In a bizarre twist that cannot possibly construed as self-promotion, online newsletter Manhattan User's Guide interviews its publisher, Charlie Suisman. Suisman worked at Zagat's in 2000 and has some choice opinions about the "indispensible" restaurant guide:
SUISMAN: A number of smart, talented people spend virtually all day, every day stringing together those supposedly pithy quotes, and as they pass before you, you have to spray on some alliteration or insert a pun. It's what passes at Zagat for wit.
Uh oh, them be fighting words! Read on for more pearls of angry wisdom from the little website that dares to confront the Zagat's empire of crappy picks and pans.
MUG: But aren't those quotes helpful?
SUISMAN: Not by my lights. They're far too equivocating, with way too many yes/but constructions. Here's how it works. Editors, most of whom have never been to the restaurant in question, cherry-pick the most lively comments and string them into a single sentence (though semi-colons get around that limitation). An editor must reflect the numbers that a restaurant has received: if a restaurant scores 27s, you're not going to see anything in the way of negative comments (even if there are a sizeable number), except perhaps for price, whereas a restaurant that has 18 points, must contain some negative quotes.

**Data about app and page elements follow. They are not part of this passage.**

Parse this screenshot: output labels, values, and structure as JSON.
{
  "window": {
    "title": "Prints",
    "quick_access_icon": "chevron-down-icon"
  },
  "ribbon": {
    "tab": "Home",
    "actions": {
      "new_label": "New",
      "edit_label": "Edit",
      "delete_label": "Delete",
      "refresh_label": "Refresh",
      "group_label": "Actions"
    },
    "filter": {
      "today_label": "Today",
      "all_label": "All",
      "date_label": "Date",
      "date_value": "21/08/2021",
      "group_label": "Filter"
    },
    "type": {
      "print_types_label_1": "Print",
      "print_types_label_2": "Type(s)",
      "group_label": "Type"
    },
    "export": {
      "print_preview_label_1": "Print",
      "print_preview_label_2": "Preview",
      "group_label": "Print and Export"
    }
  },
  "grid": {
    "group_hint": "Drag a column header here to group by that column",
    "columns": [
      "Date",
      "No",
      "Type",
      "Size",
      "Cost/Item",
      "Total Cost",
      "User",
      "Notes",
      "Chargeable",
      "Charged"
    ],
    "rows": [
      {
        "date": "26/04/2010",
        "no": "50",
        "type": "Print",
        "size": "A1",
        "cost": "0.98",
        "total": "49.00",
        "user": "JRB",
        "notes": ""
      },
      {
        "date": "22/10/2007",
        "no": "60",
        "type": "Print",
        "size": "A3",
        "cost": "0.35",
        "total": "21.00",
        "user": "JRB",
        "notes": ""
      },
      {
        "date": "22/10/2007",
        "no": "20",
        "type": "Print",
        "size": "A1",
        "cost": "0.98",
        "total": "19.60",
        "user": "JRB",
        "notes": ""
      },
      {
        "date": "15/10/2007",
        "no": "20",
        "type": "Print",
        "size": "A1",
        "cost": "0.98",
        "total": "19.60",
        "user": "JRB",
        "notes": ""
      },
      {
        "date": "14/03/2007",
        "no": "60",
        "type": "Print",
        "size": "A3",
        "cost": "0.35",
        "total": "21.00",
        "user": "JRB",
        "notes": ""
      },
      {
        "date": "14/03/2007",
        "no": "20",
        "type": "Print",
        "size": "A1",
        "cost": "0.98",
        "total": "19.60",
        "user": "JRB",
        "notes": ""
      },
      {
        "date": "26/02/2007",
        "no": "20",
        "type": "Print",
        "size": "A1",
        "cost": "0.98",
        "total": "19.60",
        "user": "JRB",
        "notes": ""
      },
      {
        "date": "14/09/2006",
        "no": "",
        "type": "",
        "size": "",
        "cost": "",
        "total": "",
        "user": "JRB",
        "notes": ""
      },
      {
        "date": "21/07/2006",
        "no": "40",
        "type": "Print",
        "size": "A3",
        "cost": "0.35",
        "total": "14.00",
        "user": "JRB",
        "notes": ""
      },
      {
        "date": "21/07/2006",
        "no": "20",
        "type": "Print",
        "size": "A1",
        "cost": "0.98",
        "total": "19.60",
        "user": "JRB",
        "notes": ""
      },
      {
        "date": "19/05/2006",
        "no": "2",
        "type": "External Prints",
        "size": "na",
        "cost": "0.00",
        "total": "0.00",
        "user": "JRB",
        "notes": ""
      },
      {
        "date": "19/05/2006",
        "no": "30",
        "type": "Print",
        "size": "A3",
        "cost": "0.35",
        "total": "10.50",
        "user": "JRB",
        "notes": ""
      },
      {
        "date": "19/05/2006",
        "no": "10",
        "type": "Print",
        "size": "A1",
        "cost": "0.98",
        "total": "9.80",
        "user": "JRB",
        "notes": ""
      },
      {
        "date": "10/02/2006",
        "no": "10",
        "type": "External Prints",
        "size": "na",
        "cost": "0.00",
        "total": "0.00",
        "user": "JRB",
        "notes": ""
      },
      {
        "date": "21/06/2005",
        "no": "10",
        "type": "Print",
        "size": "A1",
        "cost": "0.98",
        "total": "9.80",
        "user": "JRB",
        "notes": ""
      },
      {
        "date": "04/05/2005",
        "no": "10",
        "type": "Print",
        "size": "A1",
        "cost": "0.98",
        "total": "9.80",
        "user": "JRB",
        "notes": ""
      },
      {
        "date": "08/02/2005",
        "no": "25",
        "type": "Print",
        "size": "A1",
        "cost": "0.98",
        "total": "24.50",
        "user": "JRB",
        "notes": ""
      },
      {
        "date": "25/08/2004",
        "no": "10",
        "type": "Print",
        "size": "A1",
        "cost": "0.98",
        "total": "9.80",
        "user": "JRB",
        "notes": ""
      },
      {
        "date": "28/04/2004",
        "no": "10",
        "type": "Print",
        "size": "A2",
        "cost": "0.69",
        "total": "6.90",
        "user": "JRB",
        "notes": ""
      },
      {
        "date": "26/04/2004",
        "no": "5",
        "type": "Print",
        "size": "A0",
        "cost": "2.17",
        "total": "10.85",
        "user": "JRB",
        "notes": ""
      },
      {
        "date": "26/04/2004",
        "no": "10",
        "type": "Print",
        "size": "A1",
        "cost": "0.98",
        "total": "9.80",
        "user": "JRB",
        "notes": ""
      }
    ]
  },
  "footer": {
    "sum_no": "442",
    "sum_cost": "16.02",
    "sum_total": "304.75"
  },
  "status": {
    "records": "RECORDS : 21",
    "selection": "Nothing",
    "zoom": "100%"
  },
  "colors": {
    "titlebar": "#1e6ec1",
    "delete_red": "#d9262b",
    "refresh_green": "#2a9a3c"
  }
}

Nearly everything in between ends up with that yes/but construction, so restaurant X is fine, but it's too crowded, or too noisy, or too expensive, or too funky, or the waiters are wannabe actors, or it's hard to get a table.
They're so confined and consumed by those ridiculous strictures on how to 'sound like Zagat' that it has become logy, outmoded, and tiresome look how often you find the words 'wags', 'digs', 'vittles', 'cholesterol', 'grub', 'secret', 'like a trip to Paris'. I think the web now provides more informed and illuminating opinions (Ed.: see below). And I've grown increasingly disenchanted with the Zagat concept over the years. I'm all for majority rule, but not in matters of taste. I'd rather find a critic I find sympathetic and use them as a touchstone over a statistical winner. Not infrequently, the comments are culled from a very small number of respondents. And I know from experience that most of the comments from Zagat surveyors aren't much beyond the "great place, delicious food" ilk.
MUG: Are you saying all the respondents have questionable taste?
SUISMAN: Of course not. The point is, there is no way to know if the people who vote have been to the restaurant recently, or at all, or what their frame of reference is. About his surveyors, Zagat said in a Business Week article from December, 2002, "We've been able to select a network of people who are very passionate about certain things, like food...They could be food and wine society members, or people who eat out as a way of life, like executives." That's just a load of hornswoggling humbug. Zagat doesn't select surveyors anyone can play. And while it's true that they could be wine society members or executives, it's equally true that they could not be. And since when do executives have the edge on judging food? And, that's an awfully elitist notion for a supposedly democratic guide.